Missing data undermines prison financial report
Reincarcerating prisoners who violate the terms of their parole after release — most by using drugs — costs New Mexico taxpayers $40 million per year, and there is no evidence the practice improves public safety or addresses the root causes of crime, says a recent evaluation of the state’s prison programs.
That finding is one of several concerns identified in the Legislative Finance Committee report.
The review team reached some conclusions, the report says, and provided some recommendations on Corrections Department programs and oversight, but an overarching theme in the evaluation was the difficulty the team had getting data it needed to get a clear picture of what is taking place inside the prison system.
For example, the evaluators found Corrections spends about $8.4 million per year on inmate programs to help reduce recidivism — such as education and drug abuse prevention. But they couldn’t determine whether inmates were completing such programs or benefiting from them because the department “has participation figures for 0 out of 31 in-custody programs.”
“This is in stark contrast to the 2012 LFC Corrections Evaluation, when the department had participation and completion figures for all of its programs,” the report says.
Asked why the Corrections Department couldn’t provide the data, spokesman S.U. Mahesh said the state agency is in the process of implementing a new system that will allow it to better track participation in prison programs as well as outcomes.
The Corrections Department received funding for the new offender management tracking system — about $7 million — in 2016, according to the legislative report, but implementation isn’t expected to be completed until 2021.
Mahesh said he thinks it could be finished in 2020.
In the meantime, the legislative reviewers concluded, “there is no way of knowing which programs are cost effective, being run with fidelity or are returning the best outcomes.” This dearth of information, the report says, is preventing the department from directing resources toward programs that are working and away from those that are not.
Lack of relevant data cropped up at nearly every turn, according to the report.
Corrections purchased an inmate risk and needs assessment tool in 2008, the report says, but still had not used it to conduct any assessments by 2012. Records indicate the department spent $40,000 for assessments in 2013, “though it’s not clear what was purchased with it.”
The department spent $232,000 administering the assessment to prisoners in 2017, the report said, but could not provide data on the results of those assessments or proof that needs identified by the assessments were addressed.
Department policy requires a committee to create a re-entry plan for each inmate 180 days before release, which must address treatment, employment and housing needs.
But the report says Corrections was “unable to produce any records” of how many inmates were connected with those services upon release.
“LFC staff witnessed a concerning pattern of near release inmates lacking good employment and housing plans during multiple prison visits. … These observations are by no means conclusive of anything,” the evaluators wrote, “but utter lack of substantive re-entry preparation was unavoidably apparent.”
Unknowns also kept evaluators from conducting a thorough examination of the quality of health care services provided to inmates, the report says, and prevented them from thoroughly reviewing the department’s efforts to hold health care vendors accountable for delivering quality care.

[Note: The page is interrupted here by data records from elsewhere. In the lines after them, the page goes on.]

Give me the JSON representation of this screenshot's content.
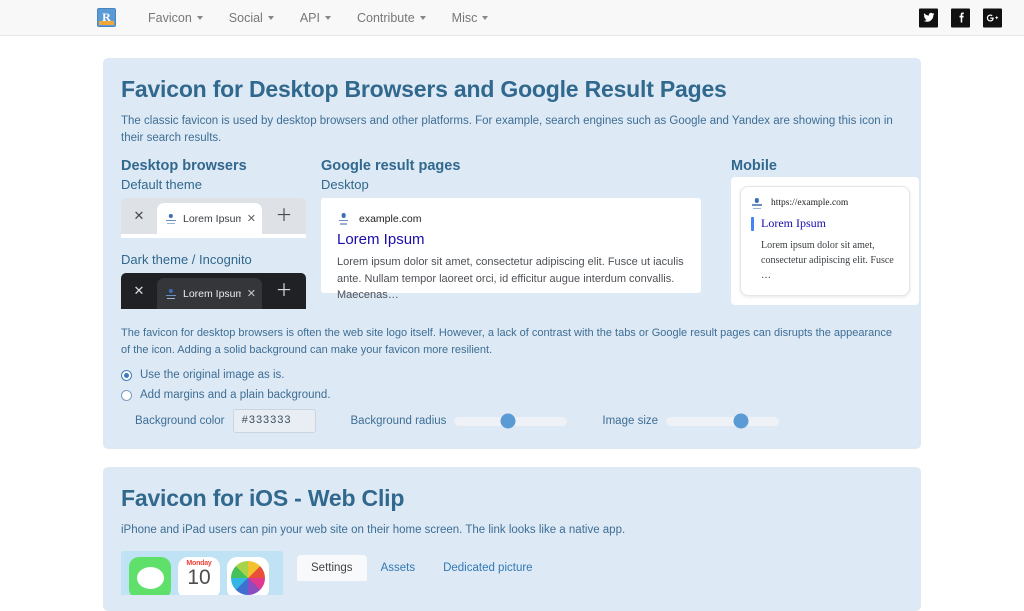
{
  "navbar": {
    "logo_letter": "R",
    "items": [
      {
        "label": "Favicon",
        "has_caret": true
      },
      {
        "label": "Social",
        "has_caret": true
      },
      {
        "label": "API",
        "has_caret": true
      },
      {
        "label": "Contribute",
        "has_caret": true
      },
      {
        "label": "Misc",
        "has_caret": true
      }
    ],
    "social": [
      {
        "name": "twitter-icon"
      },
      {
        "name": "facebook-icon"
      },
      {
        "name": "google-plus-icon"
      }
    ]
  },
  "desktop_panel": {
    "title": "Favicon for Desktop Browsers and Google Result Pages",
    "subtitle": "The classic favicon is used by desktop browsers and other platforms. For example, search engines such as Google and Yandex are showing this icon in their search results.",
    "desktop_browsers": {
      "heading": "Desktop browsers",
      "default_theme_label": "Default theme",
      "dark_theme_label": "Dark theme / Incognito",
      "tab_title": "Lorem Ipsum",
      "close_glyph": "✕",
      "new_tab_glyph": "＋"
    },
    "google": {
      "heading": "Google result pages",
      "desktop_label": "Desktop",
      "mobile_label": "Mobile",
      "desktop_result": {
        "url": "example.com",
        "title": "Lorem Ipsum",
        "snippet": "Lorem ipsum dolor sit amet, consectetur adipiscing elit. Fusce ut iaculis ante. Nullam tempor laoreet orci, id efficitur augue interdum convallis. Maecenas…"
      },
      "mobile_result": {
        "url": "https://example.com",
        "title": "Lorem Ipsum",
        "snippet": "Lorem ipsum dolor sit amet, consectetur adipiscing elit. Fusce …"
      }
    },
    "options": {
      "note": "The favicon for desktop browsers is often the web site logo itself. However, a lack of contrast with the tabs or Google result pages can disrupts the appearance of the icon. Adding a solid background can make your favicon more resilient.",
      "radio_original": {
        "label": "Use the original image as is.",
        "selected": true
      },
      "radio_margins": {
        "label": "Add margins and a plain background.",
        "selected": false
      },
      "background_color": {
        "label": "Background color",
        "value": "#333333"
      },
      "background_radius": {
        "label": "Background radius",
        "percent": 47
      },
      "image_size": {
        "label": "Image size",
        "percent": 66
      }
    }
  },
  "ios_panel": {
    "title": "Favicon for iOS - Web Clip",
    "subtitle": "iPhone and iPad users can pin your web site on their home screen. The link looks like a native app.",
    "home_icons": {
      "calendar_day": "Monday",
      "calendar_date": "10"
    },
    "tabs": [
      {
        "label": "Settings",
        "active": true
      },
      {
        "label": "Assets",
        "active": false
      },
      {
        "label": "Dedicated picture",
        "active": false
      }
    ]
  }
}
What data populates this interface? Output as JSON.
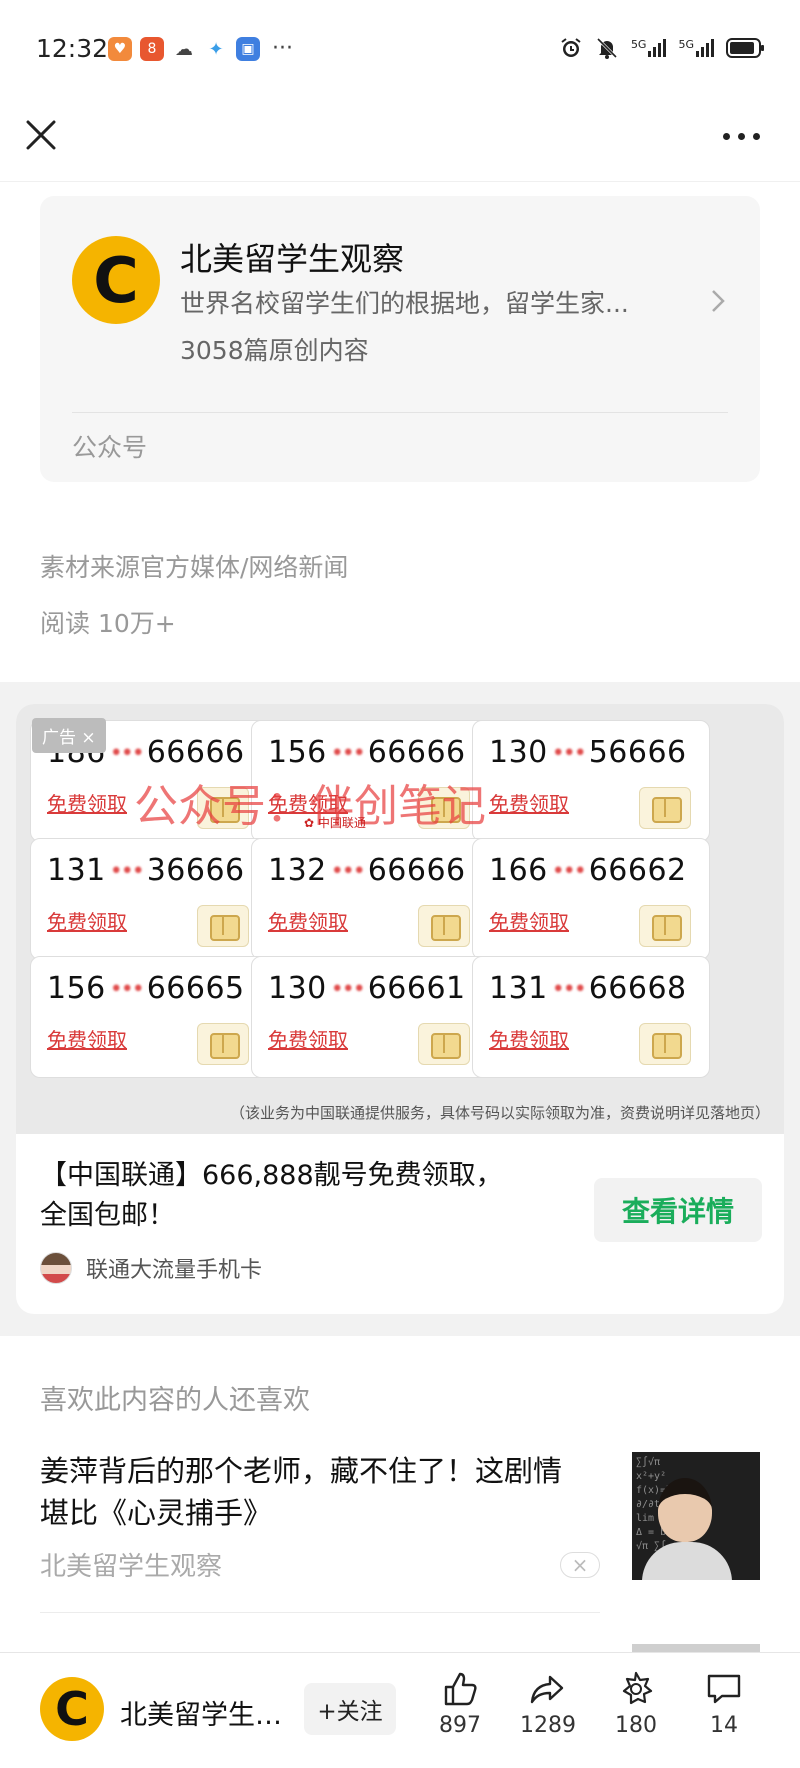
{
  "status_bar": {
    "time": "12:32",
    "app_icons": [
      "weibo-icon",
      "app-8-icon",
      "wechat-icon",
      "pinwheel-icon",
      "id-card-icon"
    ],
    "more": "···",
    "signal_1": "5G",
    "signal_2": "5G"
  },
  "account": {
    "logo_letter": "C",
    "name": "北美留学生观察",
    "description": "世界名校留学生们的根据地，留学生家...",
    "article_count": "3058篇原创内容",
    "type": "公众号"
  },
  "article": {
    "source": "素材来源官方媒体/网络新闻",
    "reads": "阅读 10万+"
  },
  "ad": {
    "tag": "广告",
    "watermark": "公众号：伴创笔记",
    "unicom_mark": "中国联通",
    "numbers": [
      {
        "prefix": "186",
        "mask": "•••",
        "suffix": "66666",
        "action": "免费领取"
      },
      {
        "prefix": "156",
        "mask": "•••",
        "suffix": "66666",
        "action": "免费领取"
      },
      {
        "prefix": "130",
        "mask": "•••",
        "suffix": "56666",
        "action": "免费领取"
      },
      {
        "prefix": "131",
        "mask": "•••",
        "suffix": "36666",
        "action": "免费领取"
      },
      {
        "prefix": "132",
        "mask": "•••",
        "suffix": "66666",
        "action": "免费领取"
      },
      {
        "prefix": "166",
        "mask": "•••",
        "suffix": "66662",
        "action": "免费领取"
      },
      {
        "prefix": "156",
        "mask": "•••",
        "suffix": "66665",
        "action": "免费领取"
      },
      {
        "prefix": "130",
        "mask": "•••",
        "suffix": "66661",
        "action": "免费领取"
      },
      {
        "prefix": "131",
        "mask": "•••",
        "suffix": "66668",
        "action": "免费领取"
      }
    ],
    "disclaimer": "（该业务为中国联通提供服务，具体号码以实际领取为准，资费说明详见落地页）",
    "title": "【中国联通】666,888靓号免费领取，全国包邮！",
    "cta": "查看详情",
    "advertiser": "联通大流量手机卡"
  },
  "related": {
    "header": "喜欢此内容的人还喜欢",
    "items": [
      {
        "title": "姜萍背后的那个老师，藏不住了！这剧情堪比《心灵捕手》",
        "source": "北美留学生观察",
        "dismiss": "×"
      }
    ]
  },
  "bottom_bar": {
    "logo_letter": "C",
    "account_name": "北美留学生观察",
    "follow": "+关注",
    "likes": "897",
    "shares": "1289",
    "favorites": "180",
    "comments": "14"
  },
  "colors": {
    "brand_yellow": "#f5b400",
    "cta_green": "#1aad5b",
    "ad_red": "#d93a3a"
  }
}
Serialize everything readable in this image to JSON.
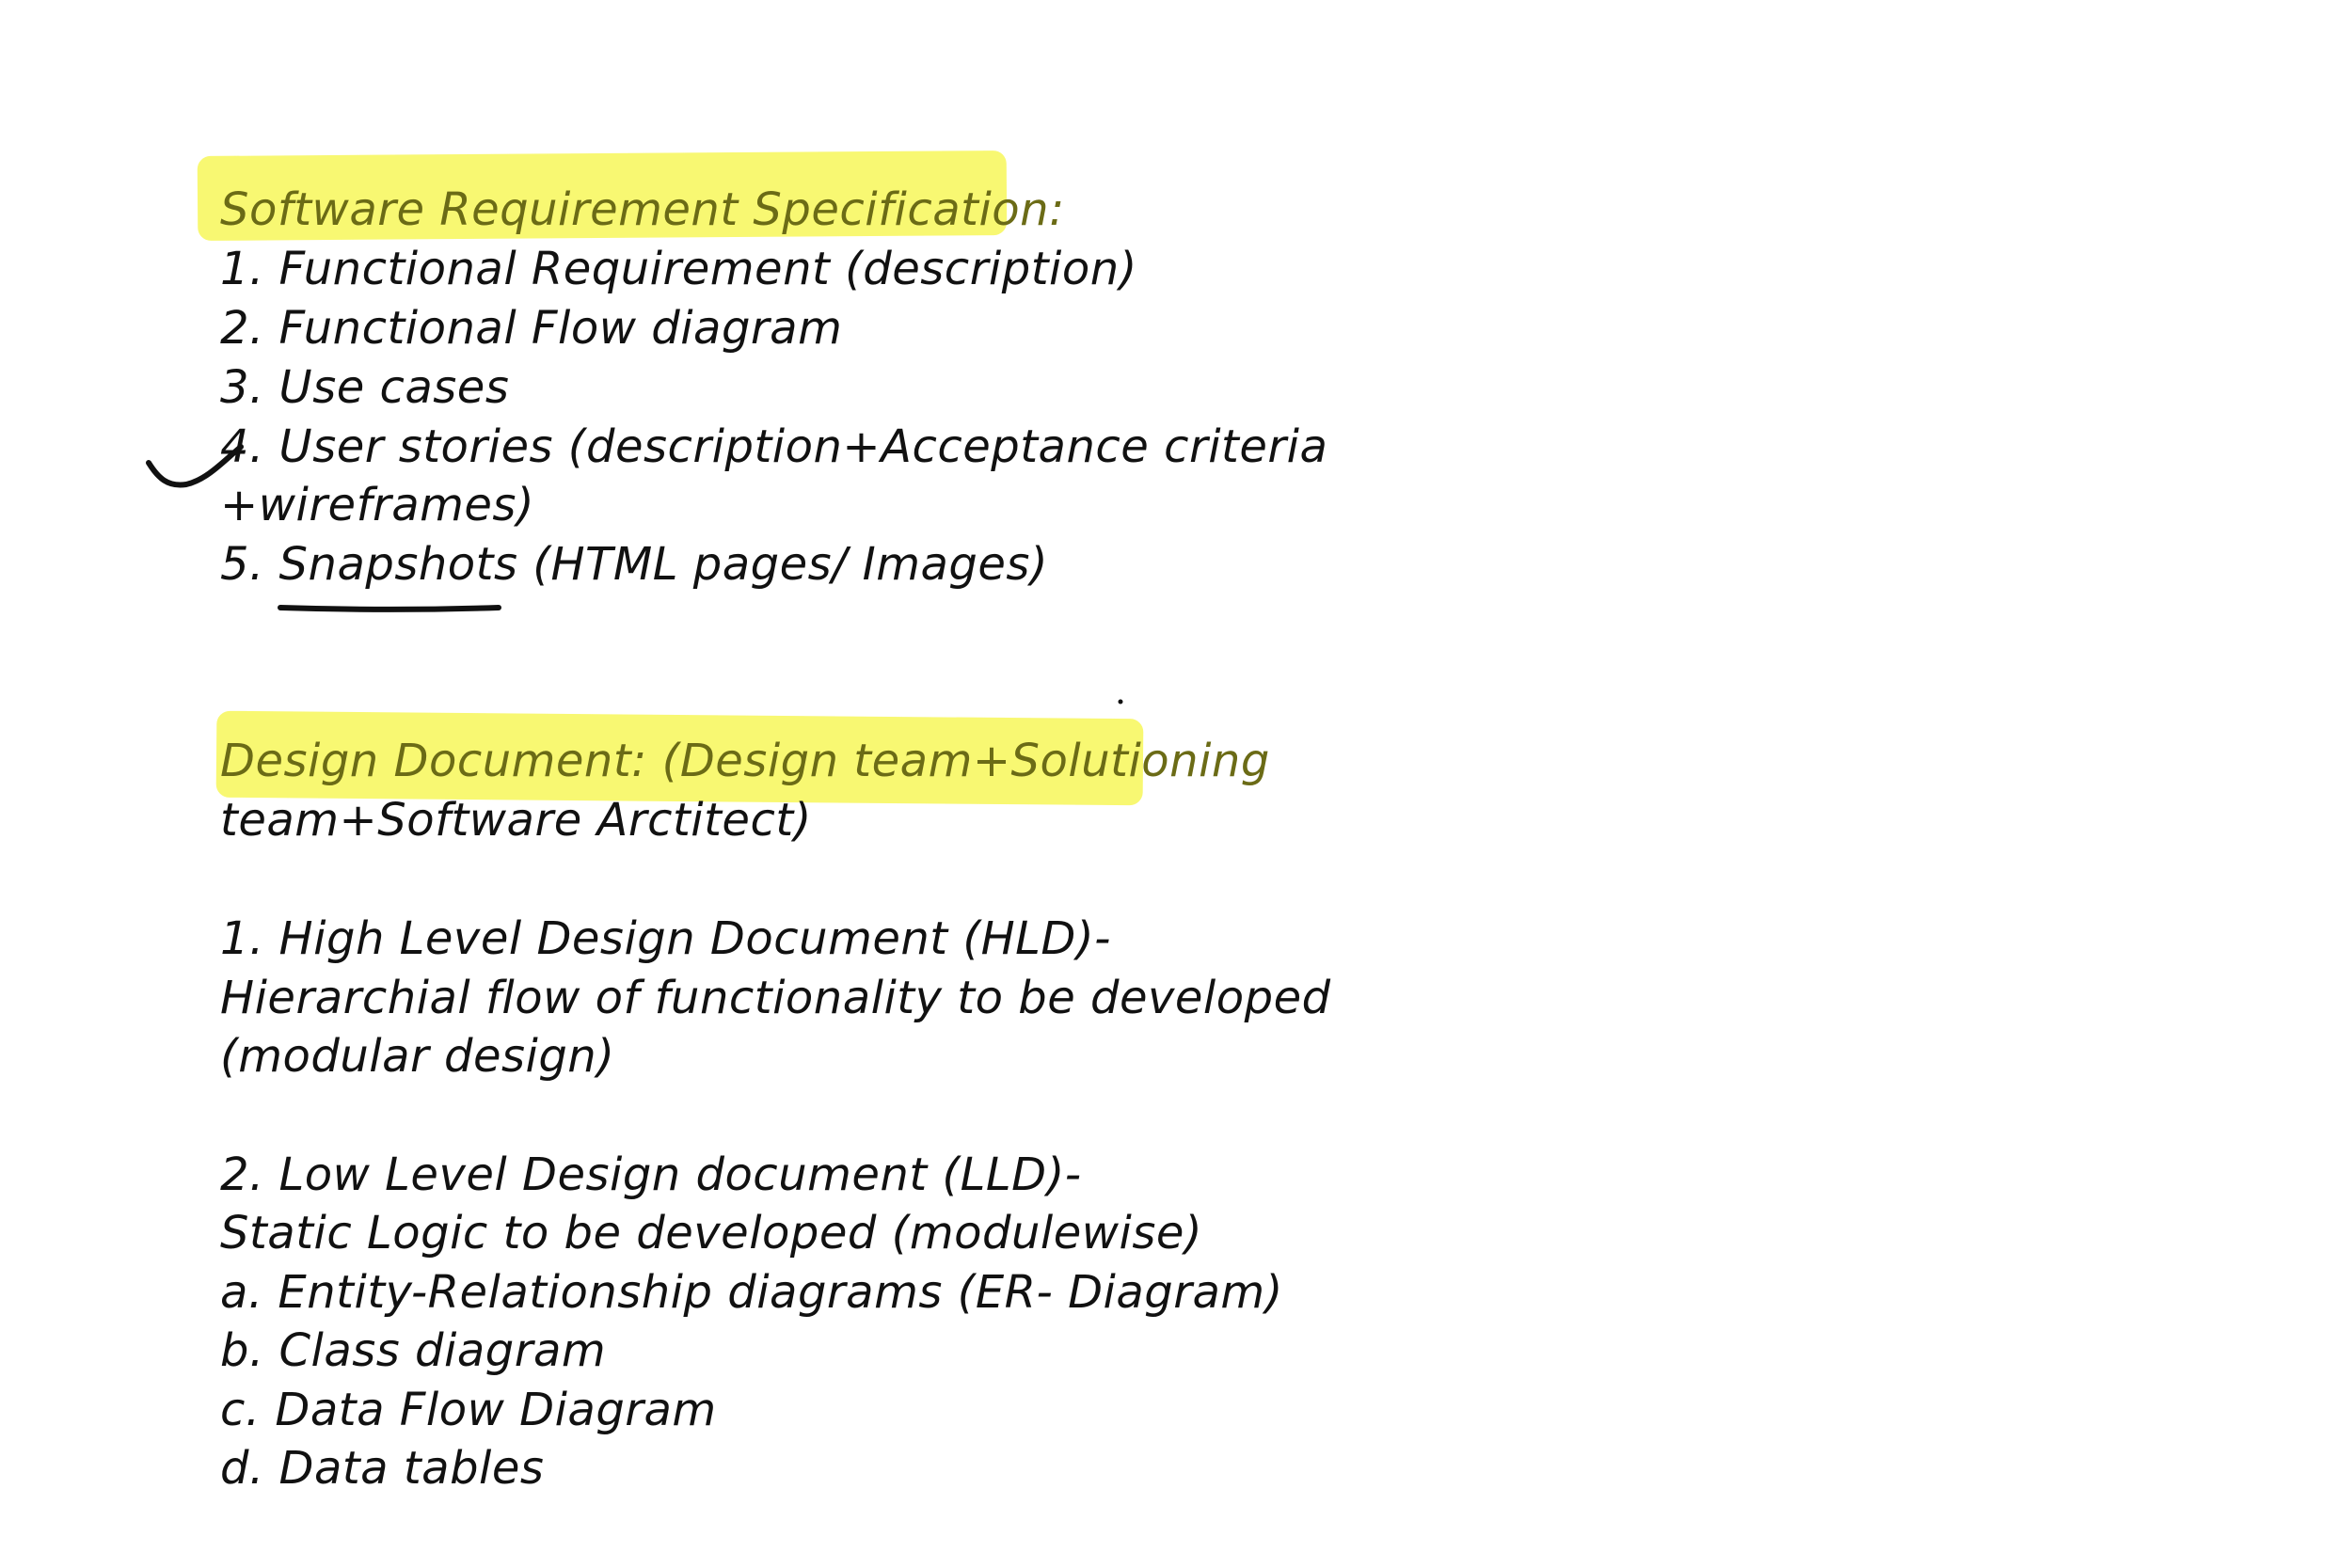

“Current healthcare performance measures are an improvement from past contracts,” evaluators wrote, “but say little about healthcare quality.”
Evaluators said the department’s current performance measures “are detailed and cover appropriate healthcare topics” but “count outputs rather than outcomes.” For example, the department documents the number of doctor visits but not whether diseases and conditions were effectively treated.
“Without strong quality performance measures, evaluators wrote, “it’s difficult to evaluate the efficacy of the healthcare provider and ensure prisoner’s civil rights are being met.”
Asked to address the findings on these points, Mahesh said the department recently hired a clinical nurse specialist and is looking to hire two more nurses to focus on auditing the care provided by the vendors.
This would be a return to previous practices abandoned in recent years when the department replaced the team of medically certified auditors with a health services administrator who was a lawyer rather than a medical professional.
Mahesh said the department also is asking legislators for more money to buy a new electronic health records system, which he says “will dramatically improve oversight of the contractor by providing the ability to track in real time the care that inmates are receiving.”
Page 27 of the 34-page report was reserved for the department’s response to the evaluation.
It was blank.
Mahesh said Corrections Secretary David Jablonski responded to the findings in person last month by answering questions posed by legislators following a presentation of the report to the Legislative Finance Committee.
Jablonski began his remarks that day by saying: “I think the administration and my staff have done a great job.”
Few of the questions posed by lawmakers prompted answers from Jablonski specific to the report’s findings.
For example, committee Chairwoman Rep. Patricia “Patty” A. Lundstrom, D-Gallup, asked him to provide a “30,000-foot view” of the state’s prison facilities.
Jablonski responded by reciting the name, location, security level and inmate population of each facility.